While away in Dorset for John’s birthday in late September, we spent a day walking near the cliffs around Lulworth. This part of the Jurassic coast is famous for the limestone arch, Durdle Door. You can’t see it without doing a bit of walking so come prepared to expend some energy
As I was photographing the man above working on a shot of Durdle Door, John disappeared in another direction following after his daughter and her dog. I was so intent on what I was doing that I didn’t notice they’d left and it was only after having a good look around that I spotted them.
We had already passed this warning sign so I did not expect what I saw next.
If you look to the left about halfway down, you can see a woman in a blue coat with her dog making her way down. (You can click to enlarge)
Look closely at this one and you can see a man with a backpack is with them. I’m sure you don’t need three guesses to figure out who we’re looking at here.
Just in case you need a bit of help, here’s a close up of the adventurous ‘rule breakers.’ Maybe they missed the sign … it’s easy to when there’s so much beauty to distract you.
Hurrying to catch up to them, I passed this barrier to the steps that normally enable walkers to reach the beach at Durdle Door. Bad weather had made it impossible to use and John and his daughter followed another path that some folks on the beach had used before them.
After seeing them reach the beach safely, I couldn’t just watch from the side of the cliff so I went down the slippery slope after them, all the while hearing the echo of every mother’s warning, ‘If your friends jumped off the cliff, would you jump too?’
Arriving safely at the bottom, I stepped down into a shifting surface that while not as soft as sand, gave way under my feet leaving impressions that announced to anyone following which way I’d gone.
Seeing Durdle Door from the beach was well worth the trip down and I felt enormously lucky to sit next to John and watch the sea.
After a few photos to remember the moment, it was time to move on.
Moving on meant climbing the slippery bit to get out. John and his daughter went first, followed in the shot below, by me.
I’m in orange near the bottom and the woman in the foreground is on her way down to the beach. It was far slippery than we make it look and I was half worried that if she came too close she might slip and take me to the bottom with her like a bowling ball picking up a spare pin.
Once we were all safely at the top, John took this mud free photo of us (no one did a slip and fall) before setting off on the windy walk back to the car.
A nice part of Dorset County Elizabeth, the Jurassic Coast.
Oh oh oh, how beautiful! We were talking today about going to the Cotswolds next summer, I´m thinking Dorset, Dorset, Dorset now…
Based on your title and the set up, I was waiting for some big tragedy! So glad it was just a lovely (though tricky) clamber.
Wow…so loved your excellent adventure! I would have been right behind you (or in front of you!) on that slope. Your photographs just complement the story beautifully. Thank you!

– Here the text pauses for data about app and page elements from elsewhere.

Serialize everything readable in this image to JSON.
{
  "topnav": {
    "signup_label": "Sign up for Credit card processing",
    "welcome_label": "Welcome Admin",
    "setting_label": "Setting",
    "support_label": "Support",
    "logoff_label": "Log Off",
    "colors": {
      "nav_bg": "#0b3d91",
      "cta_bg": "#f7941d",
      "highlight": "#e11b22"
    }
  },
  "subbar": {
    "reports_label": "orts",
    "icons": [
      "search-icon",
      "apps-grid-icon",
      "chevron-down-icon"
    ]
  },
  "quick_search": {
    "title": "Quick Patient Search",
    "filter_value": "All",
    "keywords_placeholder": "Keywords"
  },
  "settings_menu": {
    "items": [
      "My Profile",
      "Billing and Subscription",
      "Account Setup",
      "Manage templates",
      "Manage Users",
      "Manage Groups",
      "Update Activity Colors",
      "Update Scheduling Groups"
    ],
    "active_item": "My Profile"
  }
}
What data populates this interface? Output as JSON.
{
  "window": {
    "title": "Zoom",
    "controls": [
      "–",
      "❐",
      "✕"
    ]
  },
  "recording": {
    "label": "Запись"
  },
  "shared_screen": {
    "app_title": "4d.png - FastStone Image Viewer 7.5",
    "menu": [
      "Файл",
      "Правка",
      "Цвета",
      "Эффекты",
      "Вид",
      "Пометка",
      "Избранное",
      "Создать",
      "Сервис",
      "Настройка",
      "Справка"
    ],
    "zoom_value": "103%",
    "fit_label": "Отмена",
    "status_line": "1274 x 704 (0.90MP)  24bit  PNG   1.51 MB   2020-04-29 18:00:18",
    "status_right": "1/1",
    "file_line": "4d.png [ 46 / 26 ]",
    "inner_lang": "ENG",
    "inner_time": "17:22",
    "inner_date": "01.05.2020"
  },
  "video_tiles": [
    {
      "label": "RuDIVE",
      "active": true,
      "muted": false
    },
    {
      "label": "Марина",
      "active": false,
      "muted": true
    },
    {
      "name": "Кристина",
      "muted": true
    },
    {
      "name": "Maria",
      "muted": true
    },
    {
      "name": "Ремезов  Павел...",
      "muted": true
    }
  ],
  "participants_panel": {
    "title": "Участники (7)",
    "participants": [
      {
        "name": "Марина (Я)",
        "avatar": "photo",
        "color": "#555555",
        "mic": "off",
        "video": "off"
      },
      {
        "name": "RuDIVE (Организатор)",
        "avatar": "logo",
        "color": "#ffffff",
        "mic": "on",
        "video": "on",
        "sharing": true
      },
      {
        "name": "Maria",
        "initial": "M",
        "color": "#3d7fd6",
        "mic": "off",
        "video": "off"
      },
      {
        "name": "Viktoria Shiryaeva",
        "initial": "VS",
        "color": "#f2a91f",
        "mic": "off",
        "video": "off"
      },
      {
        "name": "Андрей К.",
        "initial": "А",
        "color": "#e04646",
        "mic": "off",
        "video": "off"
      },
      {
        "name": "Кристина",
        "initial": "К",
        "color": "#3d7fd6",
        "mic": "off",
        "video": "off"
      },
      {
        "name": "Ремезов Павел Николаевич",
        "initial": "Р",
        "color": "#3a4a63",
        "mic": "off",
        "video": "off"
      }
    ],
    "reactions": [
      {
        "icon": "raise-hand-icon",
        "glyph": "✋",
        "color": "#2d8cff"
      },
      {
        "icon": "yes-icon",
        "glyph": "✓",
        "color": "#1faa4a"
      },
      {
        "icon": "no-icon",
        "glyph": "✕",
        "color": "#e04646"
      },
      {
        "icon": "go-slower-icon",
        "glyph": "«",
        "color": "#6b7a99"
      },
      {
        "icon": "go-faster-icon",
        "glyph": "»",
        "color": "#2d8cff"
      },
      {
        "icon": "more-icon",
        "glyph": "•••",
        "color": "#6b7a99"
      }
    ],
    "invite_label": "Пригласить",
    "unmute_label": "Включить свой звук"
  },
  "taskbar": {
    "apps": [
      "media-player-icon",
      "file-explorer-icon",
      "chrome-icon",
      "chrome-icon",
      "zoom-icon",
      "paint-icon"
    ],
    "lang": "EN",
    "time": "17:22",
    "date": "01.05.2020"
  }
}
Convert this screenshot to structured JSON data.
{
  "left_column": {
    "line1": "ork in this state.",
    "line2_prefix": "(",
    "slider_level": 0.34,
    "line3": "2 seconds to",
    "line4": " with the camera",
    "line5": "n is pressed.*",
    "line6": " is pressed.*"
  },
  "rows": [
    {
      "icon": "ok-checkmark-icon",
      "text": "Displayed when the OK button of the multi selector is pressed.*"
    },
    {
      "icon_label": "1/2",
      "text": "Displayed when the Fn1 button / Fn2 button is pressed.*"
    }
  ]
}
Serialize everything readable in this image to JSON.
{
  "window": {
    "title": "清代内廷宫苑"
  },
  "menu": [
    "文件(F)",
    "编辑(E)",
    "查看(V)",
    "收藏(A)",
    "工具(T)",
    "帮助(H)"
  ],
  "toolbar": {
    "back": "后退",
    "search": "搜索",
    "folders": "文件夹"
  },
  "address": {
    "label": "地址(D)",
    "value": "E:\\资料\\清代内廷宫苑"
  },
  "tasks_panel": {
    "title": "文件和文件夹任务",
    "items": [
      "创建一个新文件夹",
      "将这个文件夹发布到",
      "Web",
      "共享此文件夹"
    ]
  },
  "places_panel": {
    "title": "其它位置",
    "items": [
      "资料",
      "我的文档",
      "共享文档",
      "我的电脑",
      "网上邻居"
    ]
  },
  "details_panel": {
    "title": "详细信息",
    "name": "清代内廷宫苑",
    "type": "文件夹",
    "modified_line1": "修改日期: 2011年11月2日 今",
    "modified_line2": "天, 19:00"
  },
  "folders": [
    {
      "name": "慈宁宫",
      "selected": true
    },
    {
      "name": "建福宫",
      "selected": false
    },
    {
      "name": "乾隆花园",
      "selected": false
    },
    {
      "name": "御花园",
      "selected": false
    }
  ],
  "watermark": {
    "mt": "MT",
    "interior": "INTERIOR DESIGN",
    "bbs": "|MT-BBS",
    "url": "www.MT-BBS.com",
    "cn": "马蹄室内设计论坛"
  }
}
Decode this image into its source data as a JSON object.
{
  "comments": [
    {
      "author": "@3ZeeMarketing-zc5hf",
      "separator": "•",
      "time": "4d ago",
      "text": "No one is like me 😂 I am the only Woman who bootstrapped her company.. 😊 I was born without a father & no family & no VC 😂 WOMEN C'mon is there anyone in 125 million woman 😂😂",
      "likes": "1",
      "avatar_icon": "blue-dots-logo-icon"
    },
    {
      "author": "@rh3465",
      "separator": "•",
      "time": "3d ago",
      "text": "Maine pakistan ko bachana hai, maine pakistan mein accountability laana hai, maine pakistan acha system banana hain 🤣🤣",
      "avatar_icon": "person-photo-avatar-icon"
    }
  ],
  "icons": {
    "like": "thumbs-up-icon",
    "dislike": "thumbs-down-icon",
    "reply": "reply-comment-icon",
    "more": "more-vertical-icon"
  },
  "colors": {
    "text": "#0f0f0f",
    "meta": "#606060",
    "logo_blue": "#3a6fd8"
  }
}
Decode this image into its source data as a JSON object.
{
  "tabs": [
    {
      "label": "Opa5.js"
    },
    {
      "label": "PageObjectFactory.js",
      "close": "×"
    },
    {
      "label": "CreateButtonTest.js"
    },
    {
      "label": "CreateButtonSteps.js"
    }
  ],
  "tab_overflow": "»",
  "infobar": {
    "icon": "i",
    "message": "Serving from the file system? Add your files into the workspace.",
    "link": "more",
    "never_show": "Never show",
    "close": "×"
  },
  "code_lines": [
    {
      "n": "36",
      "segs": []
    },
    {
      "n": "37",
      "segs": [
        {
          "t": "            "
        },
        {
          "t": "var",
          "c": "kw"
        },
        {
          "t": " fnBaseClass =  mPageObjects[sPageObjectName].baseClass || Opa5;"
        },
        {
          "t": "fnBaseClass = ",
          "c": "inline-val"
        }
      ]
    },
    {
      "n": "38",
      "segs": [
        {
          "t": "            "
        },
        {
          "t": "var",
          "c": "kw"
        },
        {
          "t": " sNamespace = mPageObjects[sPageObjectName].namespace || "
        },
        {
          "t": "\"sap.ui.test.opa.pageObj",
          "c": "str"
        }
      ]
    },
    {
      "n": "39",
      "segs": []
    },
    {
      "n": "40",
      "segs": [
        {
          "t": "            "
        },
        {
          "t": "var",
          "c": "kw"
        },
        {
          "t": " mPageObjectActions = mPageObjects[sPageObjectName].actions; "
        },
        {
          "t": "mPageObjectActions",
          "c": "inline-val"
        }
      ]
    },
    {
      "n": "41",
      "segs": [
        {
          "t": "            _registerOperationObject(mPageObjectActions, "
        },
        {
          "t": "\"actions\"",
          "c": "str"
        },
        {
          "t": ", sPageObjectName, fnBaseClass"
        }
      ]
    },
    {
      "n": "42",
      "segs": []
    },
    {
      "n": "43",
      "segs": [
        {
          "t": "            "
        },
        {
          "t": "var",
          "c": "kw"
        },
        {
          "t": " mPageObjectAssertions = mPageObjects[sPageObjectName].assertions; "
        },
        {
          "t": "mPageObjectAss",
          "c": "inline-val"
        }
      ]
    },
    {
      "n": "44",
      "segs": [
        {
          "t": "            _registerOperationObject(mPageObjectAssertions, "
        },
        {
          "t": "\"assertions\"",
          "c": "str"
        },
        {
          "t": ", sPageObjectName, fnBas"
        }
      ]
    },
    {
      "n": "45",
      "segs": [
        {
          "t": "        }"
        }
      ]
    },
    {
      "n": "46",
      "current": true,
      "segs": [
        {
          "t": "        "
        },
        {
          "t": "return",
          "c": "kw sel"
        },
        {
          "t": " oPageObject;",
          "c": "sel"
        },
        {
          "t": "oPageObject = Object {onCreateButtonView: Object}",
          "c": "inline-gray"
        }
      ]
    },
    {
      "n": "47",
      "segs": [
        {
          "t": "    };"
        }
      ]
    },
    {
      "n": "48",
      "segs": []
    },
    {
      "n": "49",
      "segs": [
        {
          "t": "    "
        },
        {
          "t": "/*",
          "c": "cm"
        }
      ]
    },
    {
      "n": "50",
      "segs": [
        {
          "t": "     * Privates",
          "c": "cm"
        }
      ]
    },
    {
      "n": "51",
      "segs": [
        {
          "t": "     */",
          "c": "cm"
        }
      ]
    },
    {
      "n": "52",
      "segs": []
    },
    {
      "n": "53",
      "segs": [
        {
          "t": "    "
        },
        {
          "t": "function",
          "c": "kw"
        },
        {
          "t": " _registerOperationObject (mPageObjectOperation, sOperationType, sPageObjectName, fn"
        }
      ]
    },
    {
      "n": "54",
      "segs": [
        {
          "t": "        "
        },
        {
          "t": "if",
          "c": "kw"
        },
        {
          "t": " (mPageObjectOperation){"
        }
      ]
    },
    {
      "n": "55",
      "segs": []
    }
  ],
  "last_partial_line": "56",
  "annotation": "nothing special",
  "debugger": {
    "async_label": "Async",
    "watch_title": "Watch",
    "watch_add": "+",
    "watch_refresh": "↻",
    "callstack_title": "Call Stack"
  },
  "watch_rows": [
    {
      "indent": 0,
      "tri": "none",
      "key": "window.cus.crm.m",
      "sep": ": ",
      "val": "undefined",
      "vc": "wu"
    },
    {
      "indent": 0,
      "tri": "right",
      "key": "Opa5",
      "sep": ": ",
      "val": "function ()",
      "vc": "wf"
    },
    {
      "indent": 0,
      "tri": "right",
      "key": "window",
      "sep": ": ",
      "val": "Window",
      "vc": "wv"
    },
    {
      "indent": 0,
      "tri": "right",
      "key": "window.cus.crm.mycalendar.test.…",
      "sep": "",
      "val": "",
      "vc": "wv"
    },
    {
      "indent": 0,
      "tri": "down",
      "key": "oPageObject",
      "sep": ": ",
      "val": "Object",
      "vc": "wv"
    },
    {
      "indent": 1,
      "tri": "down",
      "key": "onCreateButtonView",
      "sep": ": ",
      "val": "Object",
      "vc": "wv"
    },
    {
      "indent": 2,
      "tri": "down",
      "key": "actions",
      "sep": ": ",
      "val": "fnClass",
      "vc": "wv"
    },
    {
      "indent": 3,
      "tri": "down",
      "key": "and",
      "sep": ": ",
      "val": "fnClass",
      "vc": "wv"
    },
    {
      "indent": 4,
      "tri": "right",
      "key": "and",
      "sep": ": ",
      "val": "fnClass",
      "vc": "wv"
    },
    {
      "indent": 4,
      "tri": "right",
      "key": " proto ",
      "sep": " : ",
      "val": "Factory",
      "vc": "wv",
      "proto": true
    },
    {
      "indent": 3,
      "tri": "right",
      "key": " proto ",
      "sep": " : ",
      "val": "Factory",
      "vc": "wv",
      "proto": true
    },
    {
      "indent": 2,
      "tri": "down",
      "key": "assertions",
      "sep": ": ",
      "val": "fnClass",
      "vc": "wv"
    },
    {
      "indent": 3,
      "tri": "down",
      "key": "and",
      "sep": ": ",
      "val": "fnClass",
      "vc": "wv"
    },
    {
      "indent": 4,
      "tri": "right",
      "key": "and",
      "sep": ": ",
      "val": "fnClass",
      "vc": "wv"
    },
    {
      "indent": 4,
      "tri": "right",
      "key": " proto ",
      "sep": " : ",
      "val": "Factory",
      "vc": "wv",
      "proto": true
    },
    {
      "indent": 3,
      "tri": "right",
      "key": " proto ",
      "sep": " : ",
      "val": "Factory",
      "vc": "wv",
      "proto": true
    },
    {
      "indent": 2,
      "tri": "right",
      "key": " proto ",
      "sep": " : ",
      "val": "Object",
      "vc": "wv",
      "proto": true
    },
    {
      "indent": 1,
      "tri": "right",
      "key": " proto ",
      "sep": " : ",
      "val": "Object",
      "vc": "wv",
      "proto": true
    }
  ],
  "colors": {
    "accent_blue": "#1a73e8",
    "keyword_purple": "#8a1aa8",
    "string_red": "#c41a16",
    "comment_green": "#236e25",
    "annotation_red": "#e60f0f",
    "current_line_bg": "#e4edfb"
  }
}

Yikes! What a stunning coast line – looks wonderful, Ive not been but I know I would love it as there is nothing better than beach combing and collecting pebbles. Pure heaven.
You, and John (and his daughter) – you guys rock! Love the breathtaking photos and the awesome, adventurous spirit represented in this post. As always, I’m a huge fan 🙂